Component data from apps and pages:
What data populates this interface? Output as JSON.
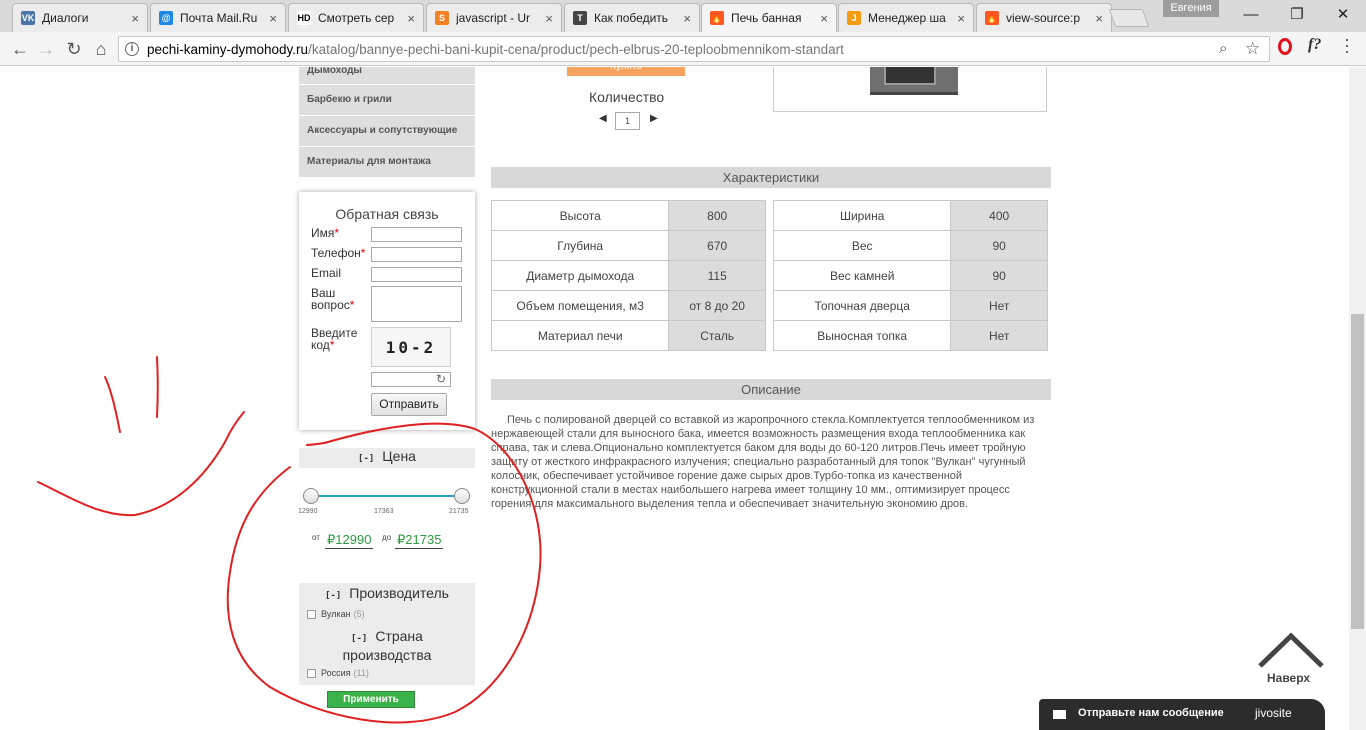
{
  "browser": {
    "tabs": [
      {
        "label": "Диалоги",
        "icon_color": "#4a76a8",
        "icon_glyph": "VK"
      },
      {
        "label": "Почта Mail.Ru",
        "icon_color": "#1e88e5",
        "icon_glyph": "@"
      },
      {
        "label": "Смотреть сер",
        "icon_color": "#ffffff",
        "icon_glyph": "HD"
      },
      {
        "label": "javascript - Ur",
        "icon_color": "#f48024",
        "icon_glyph": "S"
      },
      {
        "label": "Как победить",
        "icon_color": "#444444",
        "icon_glyph": "T"
      },
      {
        "label": "Печь банная",
        "icon_color": "#ff5722",
        "icon_glyph": "🔥"
      },
      {
        "label": "Менеджер ша",
        "icon_color": "#f39c12",
        "icon_glyph": "J"
      },
      {
        "label": "view-source:p",
        "icon_color": "#ff5722",
        "icon_glyph": "🔥"
      }
    ],
    "profile": "Евгения",
    "url_domain": "pechi-kaminy-dymohody.ru",
    "url_path": "/katalog/bannye-pechi-bani-kupit-cena/product/pech-elbrus-20-teploobmennikom-standart"
  },
  "catalog": {
    "items": [
      "Дымоходы",
      "Барбекю и грили",
      "Аксессуары и сопутствующие",
      "Материалы для монтажа"
    ]
  },
  "feedback": {
    "title": "Обратная связь",
    "name_label": "Имя",
    "phone_label": "Телефон",
    "email_label": "Email",
    "question_label_1": "Ваш",
    "question_label_2": "вопрос",
    "code_label_1": "Введите",
    "code_label_2": "код",
    "required_mark": "*",
    "captcha_text": "10-2",
    "submit": "Отправить"
  },
  "price_filter": {
    "toggle": "[-]",
    "title": "Цена",
    "min_tick": "12990",
    "mid_tick": "17363",
    "max_tick": "21735",
    "from_label": "от",
    "to_label": "до",
    "from_value": "₽12990",
    "to_value": "₽21735"
  },
  "manufacturer_filter": {
    "toggle": "[-]",
    "title": "Производитель",
    "option_label": "Вулкан",
    "option_count": "(5)"
  },
  "country_filter": {
    "toggle": "[-]",
    "title_1": "Страна",
    "title_2": "производства",
    "option_label": "Россия",
    "option_count": "(11)"
  },
  "apply_button": "Применить",
  "product": {
    "buy_label": "Купить",
    "qty_label": "Количество",
    "qty_value": "1",
    "qty_prev": "◀",
    "qty_next": "▶"
  },
  "specs": {
    "title": "Характеристики",
    "left": [
      {
        "k": "Высота",
        "v": "800"
      },
      {
        "k": "Глубина",
        "v": "670"
      },
      {
        "k": "Диаметр дымохода",
        "v": "115"
      },
      {
        "k": "Объем помещения, м3",
        "v": "от 8 до 20"
      },
      {
        "k": "Материал печи",
        "v": "Сталь"
      }
    ],
    "right": [
      {
        "k": "Ширина",
        "v": "400"
      },
      {
        "k": "Вес",
        "v": "90"
      },
      {
        "k": "Вес камней",
        "v": "90"
      },
      {
        "k": "Топочная дверца",
        "v": "Нет"
      },
      {
        "k": "Выносная топка",
        "v": "Нет"
      }
    ]
  },
  "description": {
    "title": "Описание",
    "text": "Печь с полированой дверцей со вставкой из жаропрочного стекла.Комплектуется теплообменником из нержавеющей стали для выносного бака, имеется возможность размещения входа теплообменника как справа, так и слева.Опционально комплектуется баком для воды до 60-120 литров.Печь имеет тройную защиту от жесткого инфракрасного излучения; специально разработанный для топок \"Вулкан\" чугунный колосник, обеспечивает устойчивое горение даже сырых дров.Турбо-топка из качественной конструкционной стали в местах наибольшего нагрева имеет толщину 10 мм., оптимизирует процесс горения для максимального выделения тепла и обеспечивает значительную экономию дров."
  },
  "to_top": "Наверх",
  "jivo": {
    "text": "Отправьте нам сообщение",
    "brand": "jivosite"
  },
  "colors": {
    "accent_orange": "#f5a35f",
    "apply_green": "#3cb34a",
    "price_green": "#2c9a3f",
    "slider_blue": "#29a0c4",
    "scribble_red": "#e02020"
  }
}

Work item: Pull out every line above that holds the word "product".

Response to this exercise:
    "url_path": "/katalog/bannye-pechi-bani-kupit-cena/product/pech-elbrus-20-teploobmennikom-standart"
  "product": {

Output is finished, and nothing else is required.